Raytheon recently won an $11 million contract for a Humvee-mounted DEW and Boeing’s thin-disk laser technology has officially achieved DEW status with its 30 k W output. Curran
says that although the current market outlook is flat as the
number of weapons platforms has been reduced, he sees great
long-term potential for DEWs as military spending rises.
Entertainment and displays
In late 2013, Christie (Cypress, CA) was chosen to supply and
install the world’s first commercial digital laser projector at
the Seattle Cinerama Theatre (although Moody Gardens in
Galveston, TX said it was the first to install a Christie 6P laser
projector for its D3D audience). Cinerama moviegoers attending the November 20, 2014 screening of “The Hunger Games:
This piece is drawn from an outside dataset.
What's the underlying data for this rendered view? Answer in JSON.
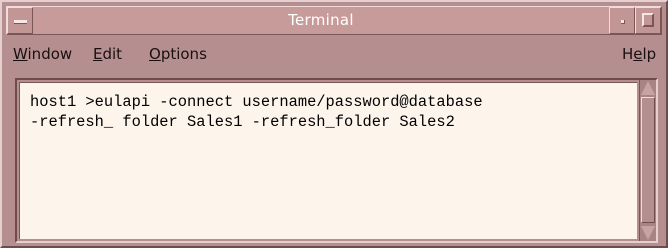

Mockingjay – Part I” were illuminated by the 4K, 60,000 lumen,
6P dual-head projector and tweeted various accolades, although
most of them commented on the beer and chocolate popcorn
rather than picture quality. Nonetheless, sessions such as “The
Digital Cinema Laser Battle” at InfoComm 2014 saw nothing
but future growth in this lumen-rich, high-reliability, low-con-
sumable-cost, and energy efficient laser entertainment industry.
“This was a very exciting year for lasers,” says Greg Niven,
Necsel (Milpitas, CA) VP of sales and marketing and chair of
the Laser Illuminated Projector Association (LIPA; San Jose, CA).
“It’s not often that we get to witness the launch of a completely
new market segment that will literally get millions of eyeballs
seeing high-power visible lasers via both large-venue cinema
projectors and low-lumen office data projectors. This is just the
beginning of a variety of new laser-based lighting applications.”
As laser cinema continues its penetration and laser tag are-
nas multiply, laser light show revenues continue their solid
growth. In fact, many municipalities are considering “snuff-
ing out” their polluting, solid-waste-generating fireworks dis-
plays in favor of laser light shows. With all the laser fun to be
had, we forecast laser sales for entertainment and display ap-
plications to grow nearly 11% to $197 million in 2015.
From 2013 to 2018, CCS Insight (Slough, England) says printer
shipments will increase from 106 million to 124 million units
(compound annual growth rate of 3.1%), with 50% of those
printers being multifunction inkjet varieties. The fastest-grow-ing printer type is laser multifunction units, rising to 30 million
decline, and stiff price competition erodes the enthusiasm. For
2015, we forecast lasers used for image recording applications
to drop slightly from $67 million in 2014 to $66 million.
Image recording & printing
This category includes lasers for commercial pre-press systems
and photofinishing, as well as conventional laser printers for
consumer and commercial applications.
Sales of diode lasers used in commercial printing are in decline.
The creation of application stores and audio and video streaming
to the Cloud have largely reduced the need for physical image
storage. Printing for consumer packaging requirements continues
to keep this segment afloat, although not thriving.
2011 2012 2013 2014 2015 Year
Entertainment & displays
Includes lasers used for light shows, games, digital cinema, front
and rear projectors, picoprojectors, and laser pointers.
The majority of laser revenue in this segment is for laser light
shows, and this business has been booming the last few years.
Faster galvanometers, lower-cost diode lasers in a multitude of
colors, and better safety measures have made laser light show
hardware available to more applications at much lower costs.
Outside of light shows, a few other laser display applications
are just in their infancy. Laser light sources for movie projection
are just now becoming commercially available, and many
laser-powered theaters are set to open this year. For business
projectors and even some residential high-end projection TVs,
lasers have been used for several years now. Although small,
laser usage is growing.
2011 2012 2013 2014 2015 Year